1. A good blade guard hood needs to provide a reasonable measure of safety. This means it both helps us keep away from our blades, protects us from kickback and is made of something strong enough that if things go flying we are going to get some reasonable protection. Lee makes his Shark Guards from some of the toughest plastic known which is also used in safety glasses, bulletproof windows, etc. He also offers his Shark Guards with a good splitter and anti-kickback pawls to minimize kickback.
2. A good blade guard hood also in my opinion needs to let us see what we are doing. Strangely, some guards are smoky or solid steel like the one that came with my European saw that soon got tossed because taking it on and off to ensure my cuts were aligned correctly was too much trouble. The Shark Guard provides excellent visibility and its design minimizes a buildup of static adhered dust so we don’t have to do a lot of cleaning.
3. A guard hood also must provide good chip collection meaning collect the same sawdust and chips that we would otherwise sweep up with a broom. It is real simple. Our saw blade tips launch dust at over 100 miles an hour and even a powerful cyclone like my design only moves air at about 60 miles an hour. Unless a blade guard blocks that fast moving airflow off the tip of our blades, we lose and are going to have sawdust and chips all over. One of my good friends bought one of the nicest and most expensive over arm guards for his saw. It had an open front on its clear blade guard so spews sawdust and chips all over the front of his saw and area around the front of his saw. The Shark Guard addresses this problem well.

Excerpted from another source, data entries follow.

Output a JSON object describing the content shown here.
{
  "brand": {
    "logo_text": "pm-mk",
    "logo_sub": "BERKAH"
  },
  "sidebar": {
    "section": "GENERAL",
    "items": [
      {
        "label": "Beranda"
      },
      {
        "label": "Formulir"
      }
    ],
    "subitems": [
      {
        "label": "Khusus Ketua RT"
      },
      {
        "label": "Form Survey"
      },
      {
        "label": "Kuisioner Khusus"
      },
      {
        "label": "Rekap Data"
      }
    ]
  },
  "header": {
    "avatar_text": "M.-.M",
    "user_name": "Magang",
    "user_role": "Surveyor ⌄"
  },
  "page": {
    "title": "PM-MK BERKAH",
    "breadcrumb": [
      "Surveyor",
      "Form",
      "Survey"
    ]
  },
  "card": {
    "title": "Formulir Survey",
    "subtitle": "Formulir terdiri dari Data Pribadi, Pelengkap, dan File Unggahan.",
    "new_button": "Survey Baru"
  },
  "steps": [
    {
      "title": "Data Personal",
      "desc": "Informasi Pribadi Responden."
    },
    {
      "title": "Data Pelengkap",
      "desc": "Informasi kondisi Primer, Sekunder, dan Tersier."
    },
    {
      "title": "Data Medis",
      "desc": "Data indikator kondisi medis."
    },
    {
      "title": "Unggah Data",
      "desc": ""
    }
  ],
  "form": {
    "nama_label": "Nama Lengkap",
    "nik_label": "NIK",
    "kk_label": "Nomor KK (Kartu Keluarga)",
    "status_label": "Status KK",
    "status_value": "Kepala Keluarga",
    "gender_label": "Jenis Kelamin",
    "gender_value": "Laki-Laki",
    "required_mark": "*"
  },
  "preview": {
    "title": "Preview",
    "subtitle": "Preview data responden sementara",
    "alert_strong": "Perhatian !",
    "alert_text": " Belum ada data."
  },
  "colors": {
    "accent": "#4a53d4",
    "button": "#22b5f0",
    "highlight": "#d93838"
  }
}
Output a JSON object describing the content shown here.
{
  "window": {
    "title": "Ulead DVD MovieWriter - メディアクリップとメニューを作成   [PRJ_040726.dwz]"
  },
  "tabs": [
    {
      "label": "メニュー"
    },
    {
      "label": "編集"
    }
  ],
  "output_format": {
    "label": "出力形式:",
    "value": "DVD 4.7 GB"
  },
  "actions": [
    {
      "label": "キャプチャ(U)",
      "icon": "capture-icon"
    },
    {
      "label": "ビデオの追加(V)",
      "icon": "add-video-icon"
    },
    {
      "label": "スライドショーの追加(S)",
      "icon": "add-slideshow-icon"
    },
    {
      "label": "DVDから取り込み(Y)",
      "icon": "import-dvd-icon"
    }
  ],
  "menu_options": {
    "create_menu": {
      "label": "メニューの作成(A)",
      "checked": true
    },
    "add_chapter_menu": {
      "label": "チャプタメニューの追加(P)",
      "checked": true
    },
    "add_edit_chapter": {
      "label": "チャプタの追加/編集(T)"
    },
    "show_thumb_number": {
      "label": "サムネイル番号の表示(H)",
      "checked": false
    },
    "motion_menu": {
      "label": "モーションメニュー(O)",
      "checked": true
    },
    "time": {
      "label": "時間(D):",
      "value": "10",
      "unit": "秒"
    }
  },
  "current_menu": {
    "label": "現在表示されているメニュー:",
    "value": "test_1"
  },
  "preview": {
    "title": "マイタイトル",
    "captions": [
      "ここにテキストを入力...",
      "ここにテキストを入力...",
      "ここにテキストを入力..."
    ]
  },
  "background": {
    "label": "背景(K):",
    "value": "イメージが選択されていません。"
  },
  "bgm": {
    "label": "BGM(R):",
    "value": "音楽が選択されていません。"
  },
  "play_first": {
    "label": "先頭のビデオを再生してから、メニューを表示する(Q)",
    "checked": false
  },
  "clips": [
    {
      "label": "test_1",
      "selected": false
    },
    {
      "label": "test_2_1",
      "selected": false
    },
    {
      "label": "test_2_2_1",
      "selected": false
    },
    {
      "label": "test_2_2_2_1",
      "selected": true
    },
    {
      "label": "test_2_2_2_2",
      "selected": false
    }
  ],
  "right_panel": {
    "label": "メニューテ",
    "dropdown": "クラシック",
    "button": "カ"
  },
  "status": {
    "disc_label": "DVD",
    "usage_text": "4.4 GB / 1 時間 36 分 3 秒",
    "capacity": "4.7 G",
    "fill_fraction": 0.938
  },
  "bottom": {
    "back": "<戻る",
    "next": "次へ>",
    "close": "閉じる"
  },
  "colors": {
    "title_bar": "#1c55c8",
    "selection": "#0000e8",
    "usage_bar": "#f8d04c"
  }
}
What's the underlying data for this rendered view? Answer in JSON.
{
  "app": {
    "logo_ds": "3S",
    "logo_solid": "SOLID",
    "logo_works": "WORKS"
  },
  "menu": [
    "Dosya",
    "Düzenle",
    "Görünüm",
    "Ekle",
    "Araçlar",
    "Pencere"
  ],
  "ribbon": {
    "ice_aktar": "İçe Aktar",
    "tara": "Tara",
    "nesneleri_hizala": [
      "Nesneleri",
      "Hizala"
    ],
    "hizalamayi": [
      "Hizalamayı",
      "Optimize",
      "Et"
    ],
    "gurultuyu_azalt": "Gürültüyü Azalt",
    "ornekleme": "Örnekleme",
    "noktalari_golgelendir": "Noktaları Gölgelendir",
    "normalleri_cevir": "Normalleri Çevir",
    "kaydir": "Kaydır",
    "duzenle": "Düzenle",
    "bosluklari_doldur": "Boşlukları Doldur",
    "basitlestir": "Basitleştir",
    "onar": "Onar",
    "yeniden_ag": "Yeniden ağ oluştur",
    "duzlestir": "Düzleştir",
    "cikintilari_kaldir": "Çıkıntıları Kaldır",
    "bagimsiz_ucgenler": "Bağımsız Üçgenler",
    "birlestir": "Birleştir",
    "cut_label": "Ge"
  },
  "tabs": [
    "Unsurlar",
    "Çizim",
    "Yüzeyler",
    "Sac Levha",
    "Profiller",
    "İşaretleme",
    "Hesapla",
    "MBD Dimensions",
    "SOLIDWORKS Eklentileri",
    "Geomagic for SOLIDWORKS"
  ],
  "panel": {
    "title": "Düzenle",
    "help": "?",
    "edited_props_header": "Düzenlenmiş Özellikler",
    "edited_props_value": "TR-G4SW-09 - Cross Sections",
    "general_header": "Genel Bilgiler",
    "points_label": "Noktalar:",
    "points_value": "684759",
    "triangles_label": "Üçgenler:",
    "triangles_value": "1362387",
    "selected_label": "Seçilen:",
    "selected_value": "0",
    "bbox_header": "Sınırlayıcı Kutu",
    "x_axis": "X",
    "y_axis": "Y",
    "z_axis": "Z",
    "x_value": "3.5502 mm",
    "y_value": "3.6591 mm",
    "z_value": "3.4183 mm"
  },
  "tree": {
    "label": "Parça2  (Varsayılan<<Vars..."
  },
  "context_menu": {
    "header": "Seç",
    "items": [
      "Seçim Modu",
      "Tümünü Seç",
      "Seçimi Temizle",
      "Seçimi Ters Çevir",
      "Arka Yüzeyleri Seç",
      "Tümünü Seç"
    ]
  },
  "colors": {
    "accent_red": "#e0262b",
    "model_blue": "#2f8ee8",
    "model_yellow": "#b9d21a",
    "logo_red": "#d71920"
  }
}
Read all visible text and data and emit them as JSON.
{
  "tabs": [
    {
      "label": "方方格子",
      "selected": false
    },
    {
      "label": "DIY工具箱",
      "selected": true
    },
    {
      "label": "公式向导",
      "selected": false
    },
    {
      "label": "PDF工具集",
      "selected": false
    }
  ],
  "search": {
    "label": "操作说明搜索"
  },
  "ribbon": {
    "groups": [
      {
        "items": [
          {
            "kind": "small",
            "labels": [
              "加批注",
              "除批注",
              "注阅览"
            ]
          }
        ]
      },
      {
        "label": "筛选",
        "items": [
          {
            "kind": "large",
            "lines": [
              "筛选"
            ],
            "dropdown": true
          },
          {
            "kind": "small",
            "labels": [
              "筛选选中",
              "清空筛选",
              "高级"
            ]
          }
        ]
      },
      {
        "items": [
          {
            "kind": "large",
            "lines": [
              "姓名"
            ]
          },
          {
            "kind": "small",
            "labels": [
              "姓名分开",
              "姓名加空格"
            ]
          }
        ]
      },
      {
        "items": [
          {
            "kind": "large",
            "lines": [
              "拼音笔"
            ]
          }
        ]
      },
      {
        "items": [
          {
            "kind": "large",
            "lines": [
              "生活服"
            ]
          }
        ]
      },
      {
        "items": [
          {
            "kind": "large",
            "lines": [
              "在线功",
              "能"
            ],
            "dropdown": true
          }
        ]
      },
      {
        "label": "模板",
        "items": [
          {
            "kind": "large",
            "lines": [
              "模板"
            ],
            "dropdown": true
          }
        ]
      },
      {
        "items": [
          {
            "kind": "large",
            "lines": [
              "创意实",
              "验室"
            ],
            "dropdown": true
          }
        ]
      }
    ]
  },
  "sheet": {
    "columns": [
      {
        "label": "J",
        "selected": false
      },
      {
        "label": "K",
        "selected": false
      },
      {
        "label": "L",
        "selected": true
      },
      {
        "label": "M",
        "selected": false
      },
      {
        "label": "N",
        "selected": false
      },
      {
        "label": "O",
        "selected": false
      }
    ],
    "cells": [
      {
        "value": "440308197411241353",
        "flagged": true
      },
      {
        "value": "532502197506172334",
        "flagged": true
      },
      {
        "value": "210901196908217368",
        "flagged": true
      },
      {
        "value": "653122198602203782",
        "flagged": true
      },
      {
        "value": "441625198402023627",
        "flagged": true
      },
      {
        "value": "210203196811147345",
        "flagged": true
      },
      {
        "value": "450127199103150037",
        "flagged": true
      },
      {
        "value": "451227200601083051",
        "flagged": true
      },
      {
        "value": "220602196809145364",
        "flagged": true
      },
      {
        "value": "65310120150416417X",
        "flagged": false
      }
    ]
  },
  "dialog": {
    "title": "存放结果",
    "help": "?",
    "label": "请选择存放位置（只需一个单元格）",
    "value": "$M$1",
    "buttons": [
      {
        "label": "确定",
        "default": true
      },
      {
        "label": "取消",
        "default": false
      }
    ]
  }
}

4. For those who want good fine dust collection, a good blade guard hood must also be able to move enough air. If our tools are made from the ground up to totally trap all the sawdust and chips we make then a good shop vacuum will provide excellent dust collection. Because most of us use tools not built from the ground up for good fine dust collection we need to instead block the fast moving streams with good hoods and move enough air to surround the working areas of our tools with air moving fast enough to overcome normal room air currents and pull in the fine dust. Although many vendors would like us to believe this is all brand new and about as complicated as rocket science, the reality is we have decades of air engineering experience that show just what we need in terms of our blade guard hoods and airflow. Lee has made the guard to do a good job controlling the fine dust and with his 4” port enables it to move the airflow above the saw blade that the air engineers say we need to get good enough fine dust collection ample to meet the various air quality standards.
So the bottom line is I not only recommend Lee’s Leeway Shark Guards, I personally use one."
If you would like to find out much more about anything dust collection related, visit Bill's site here.
Here is a link to Clearvue Cyclone's.
Al M. Shark Guard review at Canadian Woodworking.
Splitter and pawls review at WoodShopMike.com.
Bill Becker reviews a G1022 Shark Guard.
Steve Evans review of the 8.0 at Canadian Woodworking
Cody H's installation at BT3Central
Erik's review at BT3Central
David's review at BT3Central
Jeff B's website.